*Directions for this task:*
Copy all entries exactly, and wherever an entry holds a picture, leave that picture out.

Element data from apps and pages
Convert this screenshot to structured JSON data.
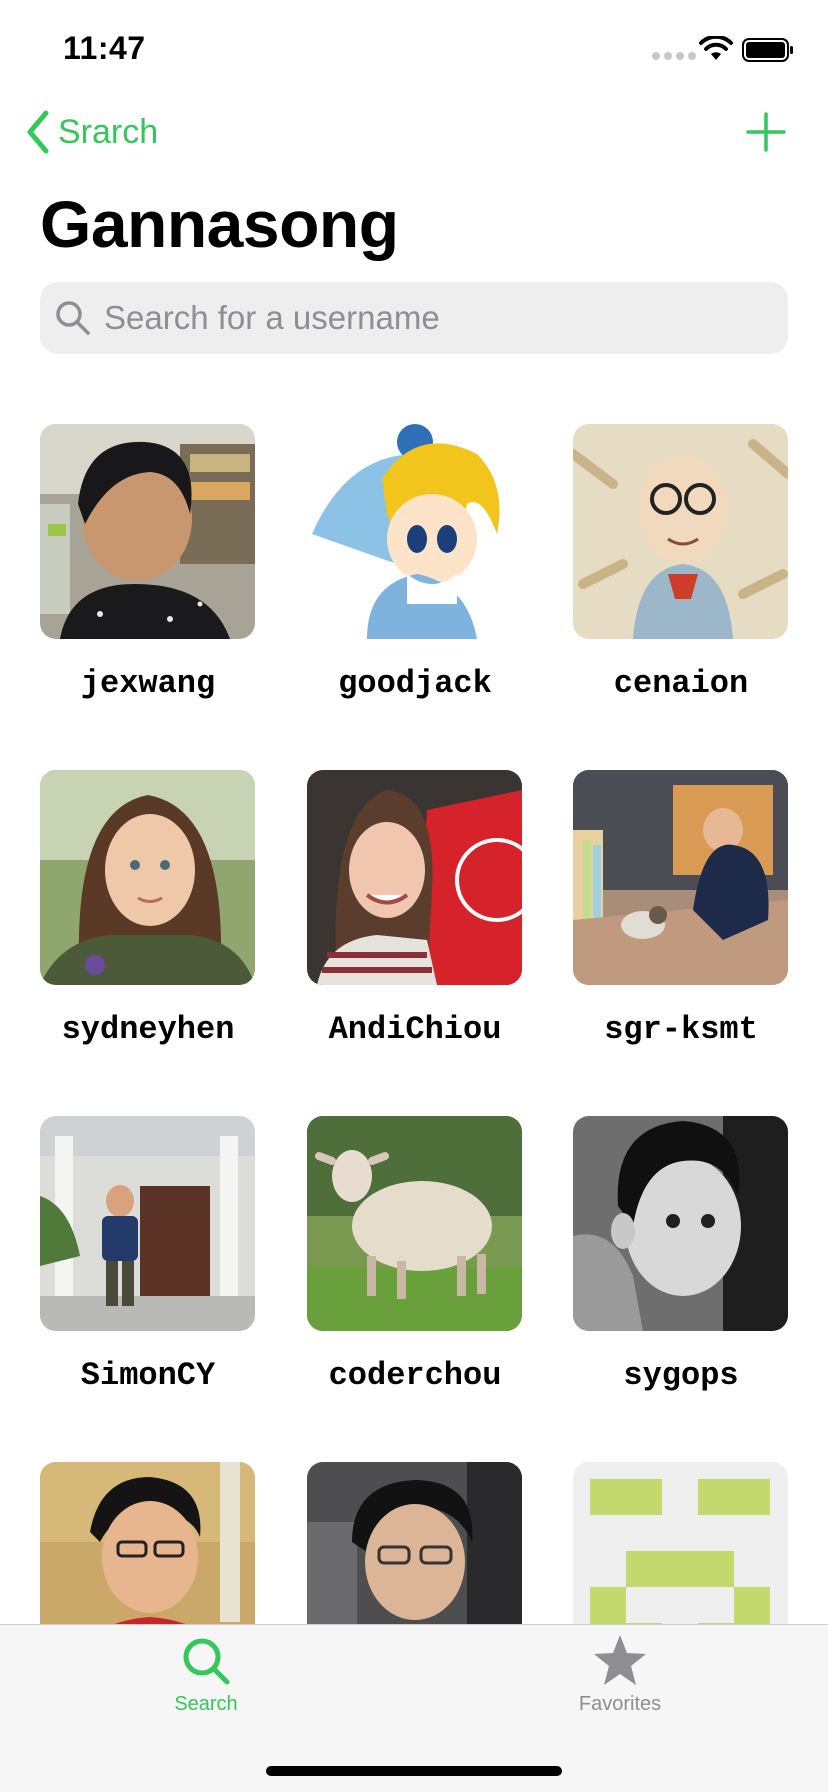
{
  "status": {
    "time": "11:47"
  },
  "nav": {
    "back_label": "Srarch",
    "title": "Gannasong"
  },
  "search": {
    "placeholder": "Search for a username",
    "value": ""
  },
  "followers": [
    {
      "username": "jexwang"
    },
    {
      "username": "goodjack"
    },
    {
      "username": "cenaion"
    },
    {
      "username": "sydneyhen"
    },
    {
      "username": "AndiChiou"
    },
    {
      "username": "sgr-ksmt"
    },
    {
      "username": "SimonCY"
    },
    {
      "username": "coderchou"
    },
    {
      "username": "sygops"
    },
    {
      "username": ""
    },
    {
      "username": ""
    },
    {
      "username": ""
    }
  ],
  "tabs": [
    {
      "label": "Search",
      "icon": "magnifying-glass-icon",
      "active": true
    },
    {
      "label": "Favorites",
      "icon": "star-icon",
      "active": false
    }
  ],
  "colors": {
    "accent": "#34c759",
    "inactive": "#8e8e93",
    "search_bg": "#eeeeef"
  }
}
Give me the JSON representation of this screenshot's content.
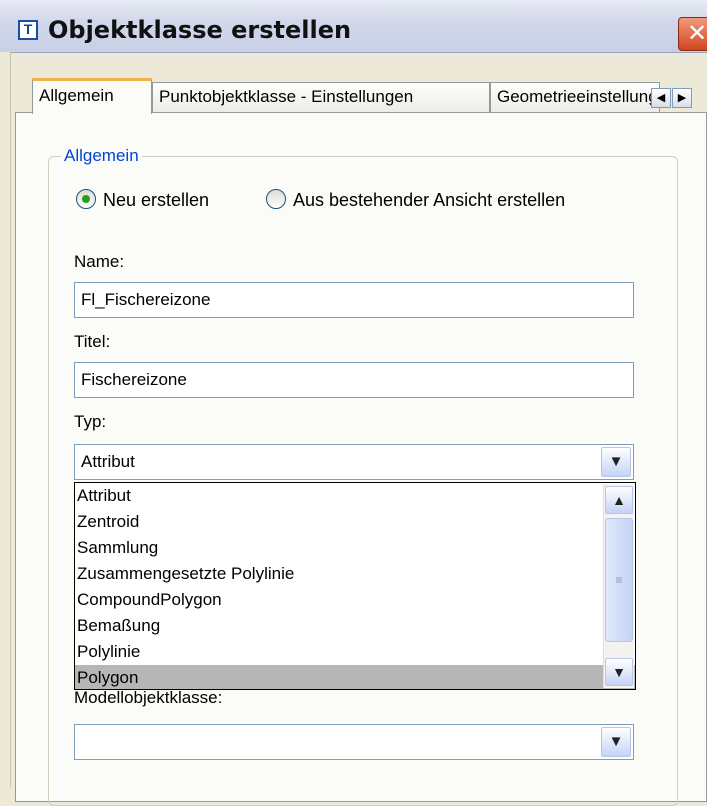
{
  "window": {
    "app_icon": "T",
    "title": "Objektklasse erstellen",
    "close_glyph": "✕"
  },
  "tabs": [
    {
      "label": "Allgemein",
      "active": true
    },
    {
      "label": "Punktobjektklasse - Einstellungen",
      "active": false
    },
    {
      "label": "Geometrieeinstellungen",
      "active": false
    }
  ],
  "tab_scroll": {
    "left": "◀",
    "right": "▶"
  },
  "group": {
    "title": "Allgemein",
    "radio_new": "Neu erstellen",
    "radio_existing": "Aus bestehender Ansicht erstellen",
    "selected_radio": "Neu erstellen"
  },
  "fields": {
    "name_label": "Name:",
    "name_value": "Fl_Fischereizone",
    "title_label": "Titel:",
    "title_value": "Fischereizone",
    "type_label": "Typ:",
    "type_value": "Attribut",
    "model_label": "Modellobjektklasse:",
    "model_value": ""
  },
  "type_options": [
    "Attribut",
    "Zentroid",
    "Sammlung",
    "Zusammengesetzte Polylinie",
    "CompoundPolygon",
    "Bemaßung",
    "Polylinie",
    "Polygon"
  ],
  "highlighted_option": "Polygon",
  "icons": {
    "combo_arrow": "chevron-down-icon",
    "scroll_up": "chevron-up-icon",
    "scroll_down": "chevron-down-icon",
    "grip": "grip-icon"
  },
  "colors": {
    "legend": "#0046d5",
    "active_tab_accent": "#f4b34a",
    "close_button": "#d2451f",
    "radio_dot": "#21a121",
    "highlight": "#b6b6b6"
  }
}
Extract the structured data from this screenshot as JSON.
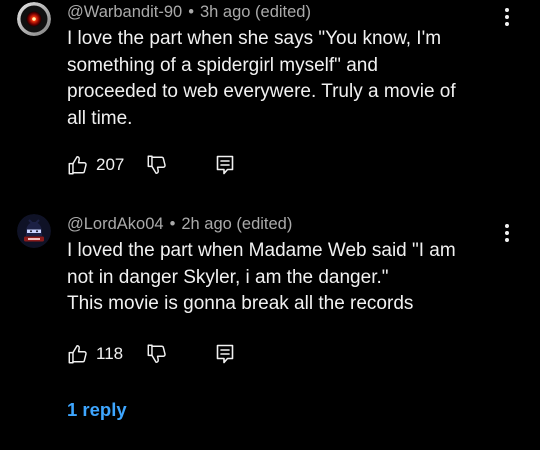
{
  "comments": [
    {
      "author": "@Warbandit-90",
      "time": "3h ago (edited)",
      "separator": "•",
      "lines": [
        "I love the part when she says \"You know, I'm",
        "something of a spidergirl myself\" and",
        "proceeded to web everywere. Truly a movie of",
        "all time."
      ],
      "likes": "207",
      "icons": {
        "avatar": "hal-9000-avatar",
        "like": "thumbs-up-icon",
        "dislike": "thumbs-down-icon",
        "reply": "reply-icon",
        "more": "more-vertical-icon"
      }
    },
    {
      "author": "@LordAko04",
      "time": "2h ago (edited)",
      "separator": "•",
      "lines": [
        "I loved the part when Madame Web said \"I am",
        "not in danger Skyler, i am the danger.\"",
        "This movie is gonna break all the records"
      ],
      "likes": "118",
      "icons": {
        "avatar": "ninja-avatar",
        "like": "thumbs-up-icon",
        "dislike": "thumbs-down-icon",
        "reply": "reply-icon",
        "more": "more-vertical-icon"
      }
    }
  ],
  "replies_link": "1 reply",
  "colors": {
    "background": "#000000",
    "text": "#f1f1f1",
    "meta": "#aaaaaa",
    "link": "#3ea6ff"
  }
}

*Worked solution:*
Convert this screenshot to structured JSON data.
{
  "status": {
    "time": "11:47"
  },
  "nav": {
    "back_label": "Srarch",
    "title": "Gannasong"
  },
  "search": {
    "placeholder": "Search for a username",
    "value": ""
  },
  "followers": [
    {
      "username": "jexwang"
    },
    {
      "username": "goodjack"
    },
    {
      "username": "cenaion"
    },
    {
      "username": "sydneyhen"
    },
    {
      "username": "AndiChiou"
    },
    {
      "username": "sgr-ksmt"
    },
    {
      "username": "SimonCY"
    },
    {
      "username": "coderchou"
    },
    {
      "username": "sygops"
    },
    {
      "username": ""
    },
    {
      "username": ""
    },
    {
      "username": ""
    }
  ],
  "tabs": [
    {
      "label": "Search",
      "icon": "magnifying-glass-icon",
      "active": true
    },
    {
      "label": "Favorites",
      "icon": "star-icon",
      "active": false
    }
  ],
  "colors": {
    "accent": "#34c759",
    "inactive": "#8e8e93",
    "search_bg": "#eeeeef"
  }
}
Give me the JSON representation of this screenshot's content.
{
  "window": {
    "app_icon": "T",
    "title": "Objektklasse erstellen",
    "close_glyph": "✕"
  },
  "tabs": [
    {
      "label": "Allgemein",
      "active": true
    },
    {
      "label": "Punktobjektklasse - Einstellungen",
      "active": false
    },
    {
      "label": "Geometrieeinstellungen",
      "active": false
    }
  ],
  "tab_scroll": {
    "left": "◀",
    "right": "▶"
  },
  "group": {
    "title": "Allgemein",
    "radio_new": "Neu erstellen",
    "radio_existing": "Aus bestehender Ansicht erstellen",
    "selected_radio": "Neu erstellen"
  },
  "fields": {
    "name_label": "Name:",
    "name_value": "Fl_Fischereizone",
    "title_label": "Titel:",
    "title_value": "Fischereizone",
    "type_label": "Typ:",
    "type_value": "Attribut",
    "model_label": "Modellobjektklasse:",
    "model_value": ""
  },
  "type_options": [
    "Attribut",
    "Zentroid",
    "Sammlung",
    "Zusammengesetzte Polylinie",
    "CompoundPolygon",
    "Bemaßung",
    "Polylinie",
    "Polygon"
  ],
  "highlighted_option": "Polygon",
  "icons": {
    "combo_arrow": "chevron-down-icon",
    "scroll_up": "chevron-up-icon",
    "scroll_down": "chevron-down-icon",
    "grip": "grip-icon"
  },
  "colors": {
    "legend": "#0046d5",
    "active_tab_accent": "#f4b34a",
    "close_button": "#d2451f",
    "radio_dot": "#21a121",
    "highlight": "#b6b6b6"
  }
}
Extract the structured data from this screenshot as JSON.
{
  "comments": [
    {
      "author": "@Warbandit-90",
      "time": "3h ago (edited)",
      "separator": "•",
      "lines": [
        "I love the part when she says \"You know, I'm",
        "something of a spidergirl myself\" and",
        "proceeded to web everywere. Truly a movie of",
        "all time."
      ],
      "likes": "207",
      "icons": {
        "avatar": "hal-9000-avatar",
        "like": "thumbs-up-icon",
        "dislike": "thumbs-down-icon",
        "reply": "reply-icon",
        "more": "more-vertical-icon"
      }
    },
    {
      "author": "@LordAko04",
      "time": "2h ago (edited)",
      "separator": "•",
      "lines": [
        "I loved the part when Madame Web said \"I am",
        "not in danger Skyler, i am the danger.\"",
        "This movie is gonna break all the records"
      ],
      "likes": "118",
      "icons": {
        "avatar": "ninja-avatar",
        "like": "thumbs-up-icon",
        "dislike": "thumbs-down-icon",
        "reply": "reply-icon",
        "more": "more-vertical-icon"
      }
    }
  ],
  "replies_link": "1 reply",
  "colors": {
    "background": "#000000",
    "text": "#f1f1f1",
    "meta": "#aaaaaa",
    "link": "#3ea6ff"
  }
}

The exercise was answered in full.